[Exercise prompt]
Reproduce the listing below character for character; drop every image.

[Material shown]
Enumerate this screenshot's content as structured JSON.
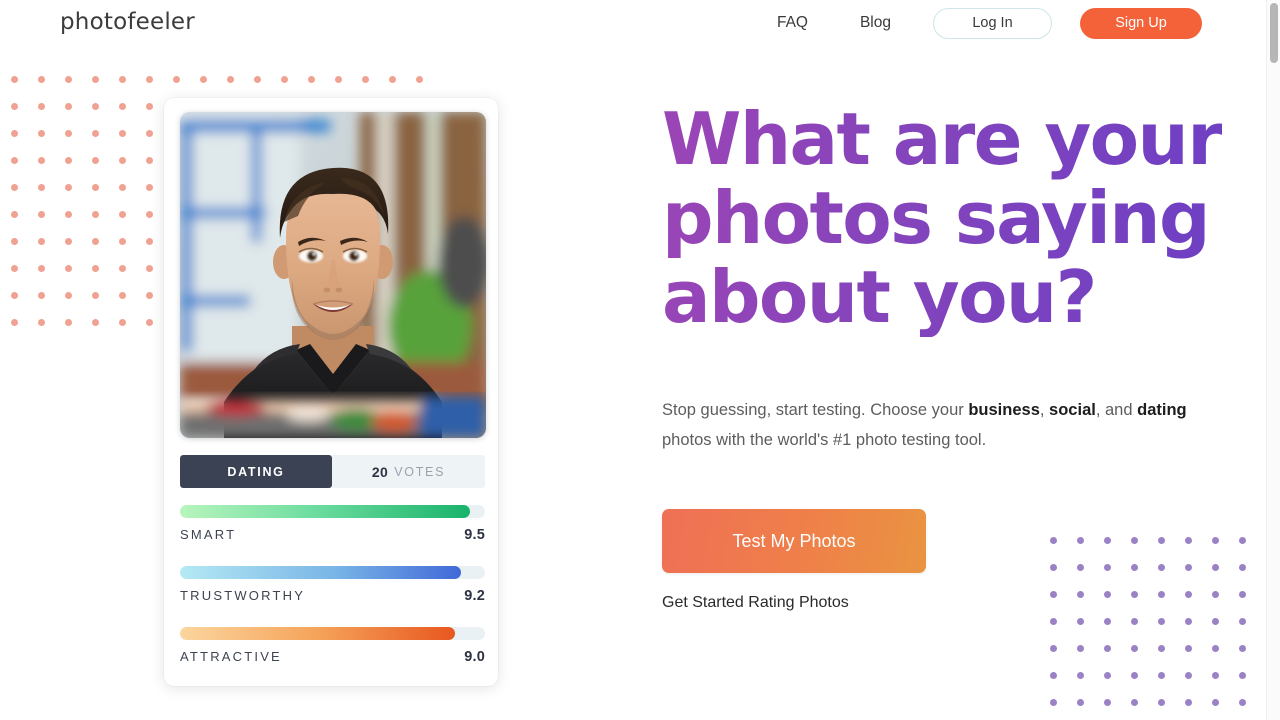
{
  "header": {
    "brand": "photofeeler",
    "nav": [
      {
        "name": "faq",
        "label": "FAQ"
      },
      {
        "name": "blog",
        "label": "Blog"
      }
    ],
    "login_label": "Log In",
    "signup_label": "Sign Up",
    "signup_color": "#f4623a",
    "login_border_color": "#cfe5e8"
  },
  "hero": {
    "headline": "What are your photos saying about you?",
    "headline_color_start": "#9b45b6",
    "headline_color_end": "#6d3fc4",
    "subtext_parts": [
      {
        "text": "Stop guessing, start testing. Choose your ",
        "bold": false
      },
      {
        "text": "business",
        "bold": true
      },
      {
        "text": ", ",
        "bold": false
      },
      {
        "text": "social",
        "bold": true
      },
      {
        "text": ", and ",
        "bold": false
      },
      {
        "text": "dating",
        "bold": true
      },
      {
        "text": " photos with the world's #1 photo testing tool.",
        "bold": false
      }
    ],
    "cta_label": "Test My Photos",
    "cta_color_start": "#ef7056",
    "cta_color_end": "#e99441",
    "secondary_link": "Get Started Rating Photos"
  },
  "photo_card": {
    "photo_alt": "smiling-man-portrait",
    "segment": {
      "category_label": "DATING",
      "votes_count": "20",
      "votes_label": "VOTES",
      "active_bg": "#3b4254",
      "inactive_bg": "#eef3f6"
    },
    "ratings": [
      {
        "name": "smart",
        "label": "SMART",
        "score": "9.5",
        "percent": 95,
        "color_start": "#b8f5bd",
        "color_end": "#19b36b"
      },
      {
        "name": "trustworthy",
        "label": "TRUSTWORTHY",
        "score": "9.2",
        "percent": 92,
        "color_start": "#b5e9f4",
        "color_end": "#4169d8"
      },
      {
        "name": "attractive",
        "label": "ATTRACTIVE",
        "score": "9.0",
        "percent": 90,
        "color_start": "#fbd69e",
        "color_end": "#e8571f"
      }
    ],
    "track_color": "#eaf1f4"
  },
  "decor": {
    "left_dots_color": "#f0a192",
    "right_dots_color": "#9a82c4",
    "left_dots_cols": 8,
    "left_dots_rows": 10,
    "left_top_strip_cols": 16,
    "right_dots_cols": 8,
    "right_dots_rows": 7
  }
}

[Exercise response]
Enumerate this screenshot's content as structured JSON.
{
  "header": {
    "brand": "photofeeler",
    "nav": [
      {
        "name": "faq",
        "label": "FAQ"
      },
      {
        "name": "blog",
        "label": "Blog"
      }
    ],
    "login_label": "Log In",
    "signup_label": "Sign Up",
    "signup_color": "#f4623a",
    "login_border_color": "#cfe5e8"
  },
  "hero": {
    "headline": "What are your photos saying about you?",
    "headline_color_start": "#9b45b6",
    "headline_color_end": "#6d3fc4",
    "subtext_parts": [
      {
        "text": "Stop guessing, start testing. Choose your ",
        "bold": false
      },
      {
        "text": "business",
        "bold": true
      },
      {
        "text": ", ",
        "bold": false
      },
      {
        "text": "social",
        "bold": true
      },
      {
        "text": ", and ",
        "bold": false
      },
      {
        "text": "dating",
        "bold": true
      },
      {
        "text": " photos with the world's #1 photo testing tool.",
        "bold": false
      }
    ],
    "cta_label": "Test My Photos",
    "cta_color_start": "#ef7056",
    "cta_color_end": "#e99441",
    "secondary_link": "Get Started Rating Photos"
  },
  "photo_card": {
    "photo_alt": "smiling-man-portrait",
    "segment": {
      "category_label": "DATING",
      "votes_count": "20",
      "votes_label": "VOTES",
      "active_bg": "#3b4254",
      "inactive_bg": "#eef3f6"
    },
    "ratings": [
      {
        "name": "smart",
        "label": "SMART",
        "score": "9.5",
        "percent": 95,
        "color_start": "#b8f5bd",
        "color_end": "#19b36b"
      },
      {
        "name": "trustworthy",
        "label": "TRUSTWORTHY",
        "score": "9.2",
        "percent": 92,
        "color_start": "#b5e9f4",
        "color_end": "#4169d8"
      },
      {
        "name": "attractive",
        "label": "ATTRACTIVE",
        "score": "9.0",
        "percent": 90,
        "color_start": "#fbd69e",
        "color_end": "#e8571f"
      }
    ],
    "track_color": "#eaf1f4"
  },
  "decor": {
    "left_dots_color": "#f0a192",
    "right_dots_color": "#9a82c4",
    "left_dots_cols": 8,
    "left_dots_rows": 10,
    "left_top_strip_cols": 16,
    "right_dots_cols": 8,
    "right_dots_rows": 7
  }
}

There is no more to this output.